WHAT IS NEEDED:
Tally every line of the listing where the string "icon" is found, and state the total alone.

* * * * * * *

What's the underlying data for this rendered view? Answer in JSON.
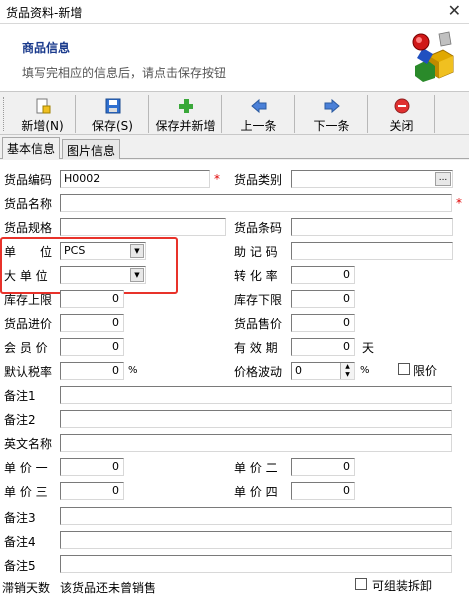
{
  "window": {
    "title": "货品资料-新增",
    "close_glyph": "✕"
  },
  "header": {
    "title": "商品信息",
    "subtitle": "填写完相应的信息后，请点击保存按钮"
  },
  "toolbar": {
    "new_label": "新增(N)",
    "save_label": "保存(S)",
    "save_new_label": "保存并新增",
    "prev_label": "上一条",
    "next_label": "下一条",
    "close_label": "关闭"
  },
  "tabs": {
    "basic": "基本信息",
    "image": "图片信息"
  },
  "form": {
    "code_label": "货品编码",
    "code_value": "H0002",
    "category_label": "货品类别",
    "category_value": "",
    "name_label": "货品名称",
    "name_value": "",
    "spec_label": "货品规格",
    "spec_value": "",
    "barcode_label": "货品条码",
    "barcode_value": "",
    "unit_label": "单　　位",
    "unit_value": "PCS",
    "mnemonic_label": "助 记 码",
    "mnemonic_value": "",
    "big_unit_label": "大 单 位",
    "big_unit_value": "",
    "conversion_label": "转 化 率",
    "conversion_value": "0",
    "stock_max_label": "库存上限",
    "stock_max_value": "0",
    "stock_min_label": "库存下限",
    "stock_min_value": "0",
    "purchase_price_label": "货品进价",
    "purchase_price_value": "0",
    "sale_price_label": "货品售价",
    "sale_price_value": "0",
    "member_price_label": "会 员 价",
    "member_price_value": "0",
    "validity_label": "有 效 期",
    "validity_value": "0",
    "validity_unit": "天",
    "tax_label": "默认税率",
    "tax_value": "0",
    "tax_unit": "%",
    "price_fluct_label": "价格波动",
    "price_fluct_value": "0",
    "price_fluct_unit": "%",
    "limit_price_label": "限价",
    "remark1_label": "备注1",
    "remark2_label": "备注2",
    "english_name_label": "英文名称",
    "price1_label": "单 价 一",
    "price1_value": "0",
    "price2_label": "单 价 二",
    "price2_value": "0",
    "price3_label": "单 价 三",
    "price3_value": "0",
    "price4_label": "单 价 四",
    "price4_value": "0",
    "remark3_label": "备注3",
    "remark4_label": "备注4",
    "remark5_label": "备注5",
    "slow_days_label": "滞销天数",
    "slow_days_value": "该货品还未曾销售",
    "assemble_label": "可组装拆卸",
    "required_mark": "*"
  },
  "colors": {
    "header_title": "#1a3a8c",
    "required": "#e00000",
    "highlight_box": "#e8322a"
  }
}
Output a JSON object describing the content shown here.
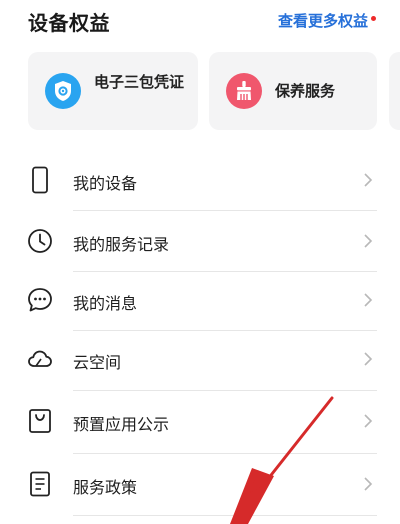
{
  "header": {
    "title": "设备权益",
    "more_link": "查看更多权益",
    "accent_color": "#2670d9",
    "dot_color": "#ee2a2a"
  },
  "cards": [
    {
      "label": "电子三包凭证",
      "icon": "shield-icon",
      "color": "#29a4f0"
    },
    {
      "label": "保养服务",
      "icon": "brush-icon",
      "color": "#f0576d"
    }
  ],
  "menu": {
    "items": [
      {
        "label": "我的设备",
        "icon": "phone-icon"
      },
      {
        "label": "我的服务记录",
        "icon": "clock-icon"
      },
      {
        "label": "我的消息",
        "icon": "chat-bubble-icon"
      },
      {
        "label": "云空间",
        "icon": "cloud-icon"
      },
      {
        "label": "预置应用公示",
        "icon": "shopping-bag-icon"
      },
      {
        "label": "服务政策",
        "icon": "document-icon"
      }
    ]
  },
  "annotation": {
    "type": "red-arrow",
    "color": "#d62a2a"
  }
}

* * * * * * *

EXERCISE RESPONSE:
8